> **WHAT THE TASK ASKS**
Please return the data that follows precisely as written, but without the images.

Stored data
########################################
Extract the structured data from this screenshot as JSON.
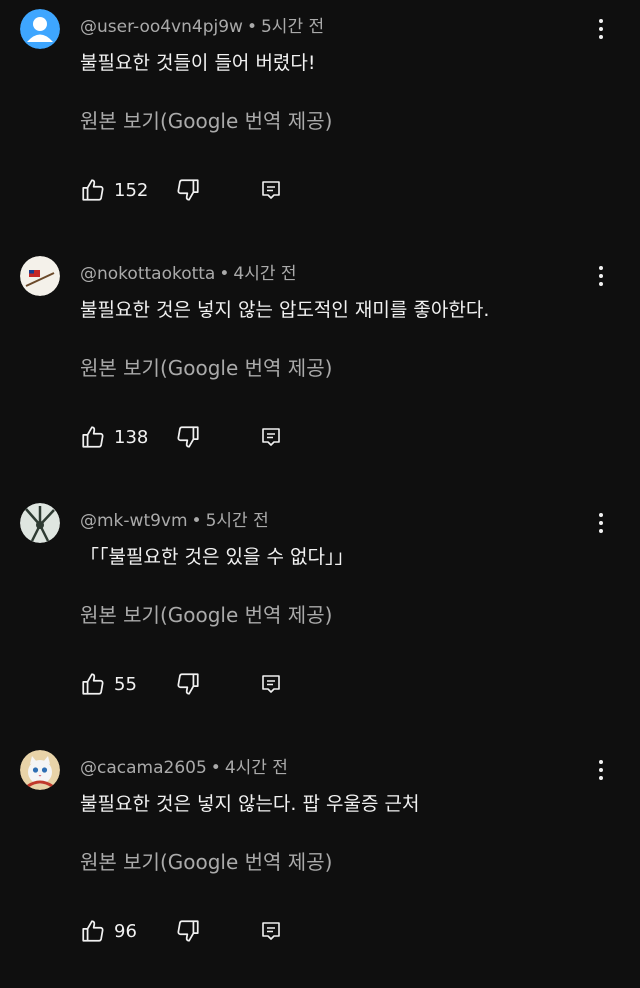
{
  "comments": [
    {
      "handle": "@user-oo4vn4pj9w",
      "time": "5시간 전",
      "text": "불필요한 것들이 들어 버렸다!",
      "translate": "원본 보기(Google 번역 제공)",
      "likes": "152",
      "avatar": "default-user-avatar"
    },
    {
      "handle": "@nokottaokotta",
      "time": "4시간 전",
      "text": "불필요한 것은 넣지 않는 압도적인 재미를 좋아한다.",
      "translate": "원본 보기(Google 번역 제공)",
      "likes": "138",
      "avatar": "flag-avatar"
    },
    {
      "handle": "@mk-wt9vm",
      "time": "5시간 전",
      "text": "「「불필요한 것은 있을 수 없다」」",
      "translate": "원본 보기(Google 번역 제공)",
      "likes": "55",
      "avatar": "tree-avatar"
    },
    {
      "handle": "@cacama2605",
      "time": "4시간 전",
      "text": "불필요한 것은 넣지 않는다. 팝 우울증 근처",
      "translate": "원본 보기(Google 번역 제공)",
      "likes": "96",
      "avatar": "cat-avatar"
    }
  ],
  "separator": "•",
  "colors": {
    "background": "#0f0f0f",
    "text": "#f1f1f1",
    "secondary": "#aaaaaa",
    "default_avatar": "#3ea6ff"
  }
}
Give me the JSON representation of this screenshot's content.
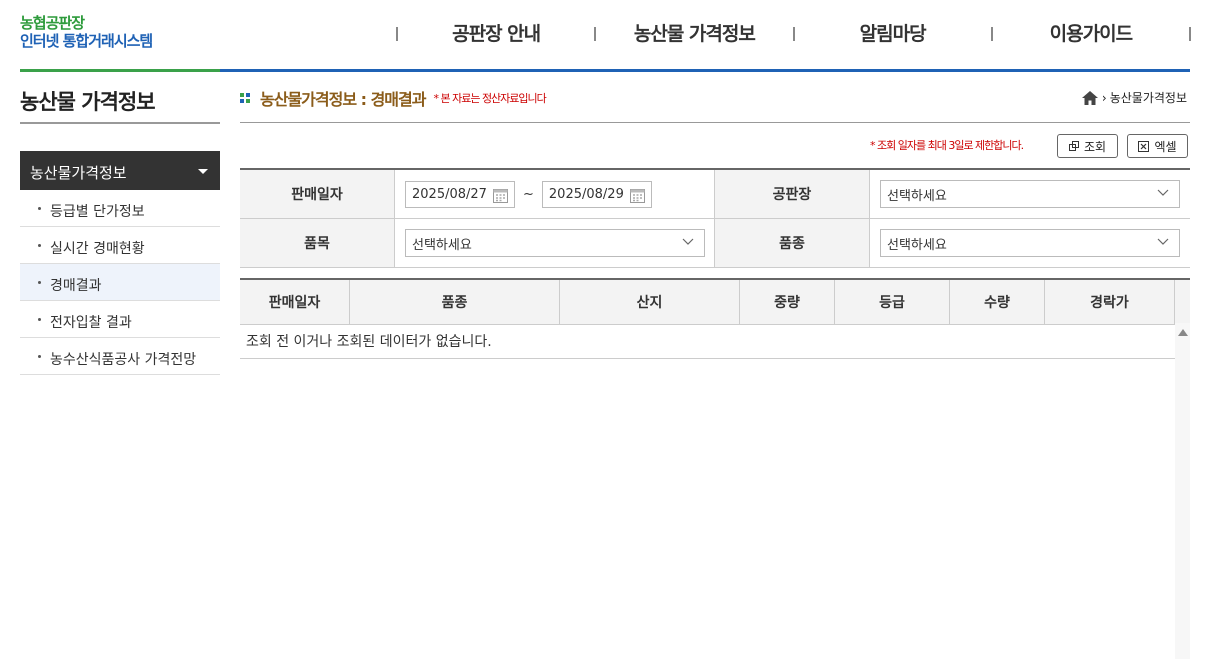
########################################
> **REPLY TO THE EXERCISE**
Extract the structured data from this screenshot as JSON.
{
  "comments": [
    {
      "handle": "@user-oo4vn4pj9w",
      "time": "5시간 전",
      "text": "불필요한 것들이 들어 버렸다!",
      "translate": "원본 보기(Google 번역 제공)",
      "likes": "152",
      "avatar": "default-user-avatar"
    },
    {
      "handle": "@nokottaokotta",
      "time": "4시간 전",
      "text": "불필요한 것은 넣지 않는 압도적인 재미를 좋아한다.",
      "translate": "원본 보기(Google 번역 제공)",
      "likes": "138",
      "avatar": "flag-avatar"
    },
    {
      "handle": "@mk-wt9vm",
      "time": "5시간 전",
      "text": "「「불필요한 것은 있을 수 없다」」",
      "translate": "원본 보기(Google 번역 제공)",
      "likes": "55",
      "avatar": "tree-avatar"
    },
    {
      "handle": "@cacama2605",
      "time": "4시간 전",
      "text": "불필요한 것은 넣지 않는다. 팝 우울증 근처",
      "translate": "원본 보기(Google 번역 제공)",
      "likes": "96",
      "avatar": "cat-avatar"
    }
  ],
  "separator": "•",
  "colors": {
    "background": "#0f0f0f",
    "text": "#f1f1f1",
    "secondary": "#aaaaaa",
    "default_avatar": "#3ea6ff"
  }
}
Give me the JSON representation of this screenshot's content.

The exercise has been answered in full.